A downside to sand is that it is light and can be stirred up and displaced easily. This can happen when cleaning or doing water changes. Sand is also not the best substrate for planted aquariums.
Gravel is a mainstay of the aquarium hobby. It’s cheap, durable and available in a wide variety of colors and sizes.
In addition to natural colors available, there are also a lot of artificially colored gravels on the market. These include all of the basic colors as well as fluorescent colors that glow under black lights.
Gravel substrates are the easiest substrate to firmly anchor plants and decor in. You also won’t have to worry about stirring up or displacing the gravel when cleaning and doing water changes.
On the flip side, fish food and waste easily become trapped in coarse gravel. More care will need to be taken when cleaning the tank. It takes a bit of work to get all of the debris out. I use a gravel vacuum on my siphon for this when doing water changes.
Plants do well in gravel as the coarse grains allow plenty of room for the roots to grow out. Depending upon how demanding the plants are you may need to add root tabs or liquid fertilizer. Gravel does not supply any plant nutrition on its own.
Planted Aquarium Substrates
There are a variety of substrates intended for planted aquariums. These include volcanic basalt, soil, and clay. These substrates are not going to be fancy or flashy but will instead have a nice natural look.

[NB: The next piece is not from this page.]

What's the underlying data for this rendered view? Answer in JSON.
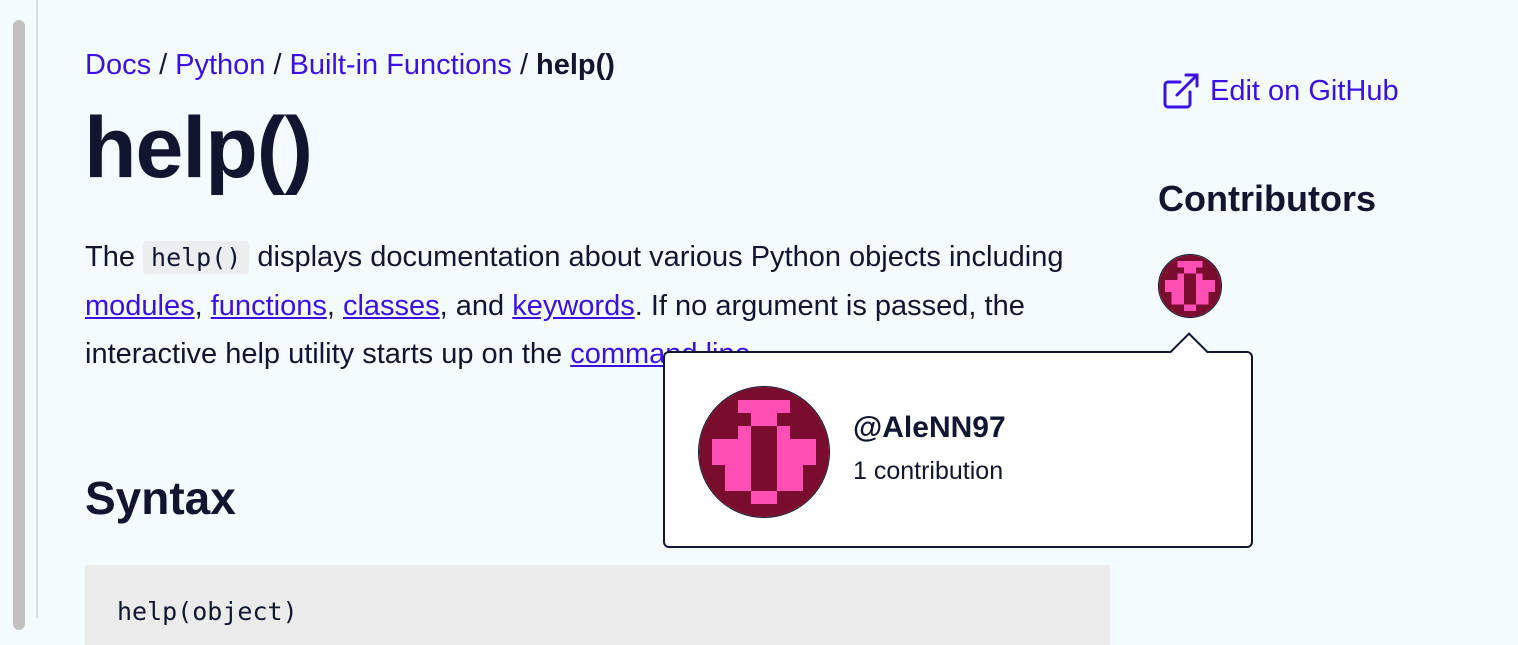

All good planted aquarium substrates have all the essential nutrients your plants will need. Even so, when your substrate gets old or if you have demanding plants you may need to add fertilizer eventually.
These substrates are not inert. Meaning they will affect pH and water hardness to some degree. This is due to things like the humic acid and other minerals in the substrate. It is advised to wait to add your betta until your water parameters have stabilized and the nitrogen cycle is complete.
In addition to the above-mentioned substrates there are artificial substrates. These can really add some flare to your betta tank. They include marbles, decorative pebbles/crystals, and acrylic accents.
These are almost always more expensive per pound than natural sand or gravel. Due to this, I would only use them in a small betta tank or bowl. Or you can use some to accent a cheaper bland substrate in a larger aquarium.
How much substrate Do I Need For My Betta Tank?
So you have decided on what type of substrate you want for your betta. The next question becomes how much substrate do I need? Not getting the right amount can result in lost time setting up your new tank.
Generally, you need at least 1 inch of substrate in your tank. With a planted tank you will need a depth of 2-3 inches. This will allow adequate depth to anchor plants and decor.
This is the depth you will need across the bottom of the entire tank. Feel free to create mounds and other features to make the aquascape more interesting.
How many bags do you need to purchase? This is difficult to answer because it varies widely with each type of substrate. When you decide on a substrate make sure to check the recommendations for that specific product.
If anything buy a little extra and return what you don’t need.
I hope this article has given you the information you need to make an educated decision. Part of the joy of getting a new betta fish is setting up his new home.
Best of luck!